The mode is created by playing the notes of a major scale starting from the third note. Here's an example of the mode starting from E, based on a C major scale.Here's the formula of the Mode:
Half Step - Whole Step - Whole Step - Whole Step - Half Step - Whole Step - Whole Step
How to use the Phrygian Mode?
The mode is very Spanish oriented, or could also called the gypsy scale. You'll here it often in Flamenco music.
Two versions are combined in this music.
The first version is the minor Phrygian mode. The one shown above.
The second one is the major mode. All you have to do is raise the third note from minor to major.
In this case the major mode could be a minor harmonic scale played from its fifth degree.
The sus4(b9) is a terrific a typical chord deriving from the Phrygian mode.
In the next picture I demonstrate how I created Esus7(b9) from the mode and formed it on the piano.
Here's an example of how you could improvise with the mode.
Esus4b9 is the suspension chord to the fifth degree of A minor harmonic.
The sus chord solves naturally to a dominant chord (E7(b9) would be perfect for that).
When we play the tonic we'll use the minor mode.
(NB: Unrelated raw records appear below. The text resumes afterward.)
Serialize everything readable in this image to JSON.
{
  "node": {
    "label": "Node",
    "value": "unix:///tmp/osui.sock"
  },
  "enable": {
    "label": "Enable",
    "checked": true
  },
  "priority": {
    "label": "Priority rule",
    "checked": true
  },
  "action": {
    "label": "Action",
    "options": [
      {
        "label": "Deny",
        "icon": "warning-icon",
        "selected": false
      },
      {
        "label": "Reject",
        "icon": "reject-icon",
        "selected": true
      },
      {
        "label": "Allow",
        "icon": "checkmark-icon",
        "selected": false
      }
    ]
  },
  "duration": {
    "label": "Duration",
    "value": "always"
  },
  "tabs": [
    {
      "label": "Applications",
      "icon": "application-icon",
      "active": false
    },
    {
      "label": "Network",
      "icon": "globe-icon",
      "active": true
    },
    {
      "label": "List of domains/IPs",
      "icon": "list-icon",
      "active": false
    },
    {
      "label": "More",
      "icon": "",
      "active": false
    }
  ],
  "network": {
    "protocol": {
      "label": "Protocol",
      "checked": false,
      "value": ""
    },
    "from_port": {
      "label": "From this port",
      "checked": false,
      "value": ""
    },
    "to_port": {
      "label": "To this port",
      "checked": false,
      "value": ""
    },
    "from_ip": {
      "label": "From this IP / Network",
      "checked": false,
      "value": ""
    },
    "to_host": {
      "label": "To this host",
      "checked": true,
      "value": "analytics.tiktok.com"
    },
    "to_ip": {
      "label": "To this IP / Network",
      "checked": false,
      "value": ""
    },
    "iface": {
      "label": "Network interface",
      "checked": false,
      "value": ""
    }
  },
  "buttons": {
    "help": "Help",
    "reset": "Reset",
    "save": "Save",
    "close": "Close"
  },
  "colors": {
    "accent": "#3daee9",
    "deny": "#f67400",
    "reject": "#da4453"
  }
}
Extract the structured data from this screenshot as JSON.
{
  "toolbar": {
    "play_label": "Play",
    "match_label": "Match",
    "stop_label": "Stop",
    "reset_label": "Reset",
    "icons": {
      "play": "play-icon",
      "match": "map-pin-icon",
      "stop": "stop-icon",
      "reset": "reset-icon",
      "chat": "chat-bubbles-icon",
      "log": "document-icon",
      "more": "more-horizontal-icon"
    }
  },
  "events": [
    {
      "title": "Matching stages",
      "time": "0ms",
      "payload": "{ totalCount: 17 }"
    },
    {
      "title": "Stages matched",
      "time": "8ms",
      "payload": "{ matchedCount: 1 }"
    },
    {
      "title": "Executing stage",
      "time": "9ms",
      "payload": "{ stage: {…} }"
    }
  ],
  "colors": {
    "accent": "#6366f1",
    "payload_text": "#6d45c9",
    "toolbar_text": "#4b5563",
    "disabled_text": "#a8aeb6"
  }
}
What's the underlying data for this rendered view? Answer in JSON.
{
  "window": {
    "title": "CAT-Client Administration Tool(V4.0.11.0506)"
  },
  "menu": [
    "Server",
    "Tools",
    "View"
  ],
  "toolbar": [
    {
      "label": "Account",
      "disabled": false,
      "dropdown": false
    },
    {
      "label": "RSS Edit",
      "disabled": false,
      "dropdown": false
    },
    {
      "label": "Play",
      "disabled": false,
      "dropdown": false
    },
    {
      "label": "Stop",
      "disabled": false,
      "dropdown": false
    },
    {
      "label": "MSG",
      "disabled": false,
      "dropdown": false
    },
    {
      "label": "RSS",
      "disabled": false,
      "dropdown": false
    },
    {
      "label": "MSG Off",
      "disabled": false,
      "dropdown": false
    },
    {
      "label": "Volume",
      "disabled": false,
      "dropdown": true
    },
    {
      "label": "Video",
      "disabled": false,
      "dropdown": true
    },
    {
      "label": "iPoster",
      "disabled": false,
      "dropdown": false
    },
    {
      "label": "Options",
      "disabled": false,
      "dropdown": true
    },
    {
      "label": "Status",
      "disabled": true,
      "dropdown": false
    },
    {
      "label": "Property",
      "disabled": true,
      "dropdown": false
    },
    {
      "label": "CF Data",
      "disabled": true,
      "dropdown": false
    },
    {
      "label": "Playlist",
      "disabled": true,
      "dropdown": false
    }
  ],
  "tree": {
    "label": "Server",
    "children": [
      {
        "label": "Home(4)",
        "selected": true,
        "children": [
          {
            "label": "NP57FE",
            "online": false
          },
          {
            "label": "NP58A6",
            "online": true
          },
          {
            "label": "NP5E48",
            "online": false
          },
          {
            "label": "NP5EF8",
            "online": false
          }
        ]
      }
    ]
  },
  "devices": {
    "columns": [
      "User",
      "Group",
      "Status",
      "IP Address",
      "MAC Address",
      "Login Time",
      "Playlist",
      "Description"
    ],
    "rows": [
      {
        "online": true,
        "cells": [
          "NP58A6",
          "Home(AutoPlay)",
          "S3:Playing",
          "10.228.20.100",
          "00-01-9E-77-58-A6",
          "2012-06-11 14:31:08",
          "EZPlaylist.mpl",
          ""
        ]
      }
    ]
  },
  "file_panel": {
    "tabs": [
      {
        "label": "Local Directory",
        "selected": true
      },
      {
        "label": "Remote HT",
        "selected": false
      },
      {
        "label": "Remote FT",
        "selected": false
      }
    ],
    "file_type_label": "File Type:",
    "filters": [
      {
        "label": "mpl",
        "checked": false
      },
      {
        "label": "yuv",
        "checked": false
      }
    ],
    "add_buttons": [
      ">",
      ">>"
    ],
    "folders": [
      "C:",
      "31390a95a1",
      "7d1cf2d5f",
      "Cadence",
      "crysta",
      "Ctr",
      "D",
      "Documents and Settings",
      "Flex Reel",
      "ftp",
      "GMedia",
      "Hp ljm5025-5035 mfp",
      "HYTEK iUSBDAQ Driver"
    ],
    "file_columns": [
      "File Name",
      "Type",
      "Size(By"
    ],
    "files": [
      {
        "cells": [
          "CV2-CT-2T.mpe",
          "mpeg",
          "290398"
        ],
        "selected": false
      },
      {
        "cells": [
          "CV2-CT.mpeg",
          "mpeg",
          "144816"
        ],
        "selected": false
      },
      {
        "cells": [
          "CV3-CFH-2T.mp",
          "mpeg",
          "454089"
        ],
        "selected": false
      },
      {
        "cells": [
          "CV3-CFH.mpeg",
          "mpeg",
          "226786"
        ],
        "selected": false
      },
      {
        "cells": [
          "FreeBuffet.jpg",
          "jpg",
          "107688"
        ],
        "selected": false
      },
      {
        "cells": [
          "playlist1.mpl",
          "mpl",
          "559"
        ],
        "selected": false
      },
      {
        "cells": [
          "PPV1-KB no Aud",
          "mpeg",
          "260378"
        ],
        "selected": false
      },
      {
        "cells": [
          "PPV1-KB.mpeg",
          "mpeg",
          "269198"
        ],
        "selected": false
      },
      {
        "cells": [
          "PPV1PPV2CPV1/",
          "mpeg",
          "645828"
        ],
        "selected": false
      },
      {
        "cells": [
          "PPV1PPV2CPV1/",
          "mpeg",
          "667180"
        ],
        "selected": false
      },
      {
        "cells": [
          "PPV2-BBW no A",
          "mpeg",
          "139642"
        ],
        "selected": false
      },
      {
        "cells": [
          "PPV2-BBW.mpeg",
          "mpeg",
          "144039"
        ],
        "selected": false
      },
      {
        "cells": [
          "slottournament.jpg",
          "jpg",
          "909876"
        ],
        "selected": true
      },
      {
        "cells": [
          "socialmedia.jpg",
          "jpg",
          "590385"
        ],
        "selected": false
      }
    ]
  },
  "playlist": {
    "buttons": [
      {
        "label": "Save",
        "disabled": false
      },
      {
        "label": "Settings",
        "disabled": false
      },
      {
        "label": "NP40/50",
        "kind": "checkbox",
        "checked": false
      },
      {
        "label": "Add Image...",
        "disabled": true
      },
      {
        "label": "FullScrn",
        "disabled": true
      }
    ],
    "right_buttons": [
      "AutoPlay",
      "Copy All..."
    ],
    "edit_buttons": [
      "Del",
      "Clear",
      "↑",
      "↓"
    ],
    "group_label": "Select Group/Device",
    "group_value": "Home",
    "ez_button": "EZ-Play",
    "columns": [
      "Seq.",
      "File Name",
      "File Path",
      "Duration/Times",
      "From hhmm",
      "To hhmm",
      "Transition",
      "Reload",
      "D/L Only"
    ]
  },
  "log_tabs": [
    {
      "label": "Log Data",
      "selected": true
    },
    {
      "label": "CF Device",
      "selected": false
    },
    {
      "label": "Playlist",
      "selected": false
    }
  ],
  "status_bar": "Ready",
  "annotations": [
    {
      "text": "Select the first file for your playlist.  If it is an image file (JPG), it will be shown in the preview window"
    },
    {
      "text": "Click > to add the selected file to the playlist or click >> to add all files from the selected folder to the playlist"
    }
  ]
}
However, since G# sharp is present in the chord we'll be using the major mode to improvise on the second part of this chord progression.
Since these chords are common in Jazz music I wrote this example as if it was played in a jazz combo. The bass could be played by a bass guitar or a contrabass. The chords should be played with the left hand and the melodic line with the right hand.
In order to get the full potential of music modes you should go through the Rocket Piano Ultimate Learning kit. With Rocket Piano you'll learn to use the music modes to improvise by learning about melody, harmony, chords, arpeggios, and how to play interesting melodic lines that can be played upon different chord progressions. Click here to check out the Rocket Piano Learning Kit Now!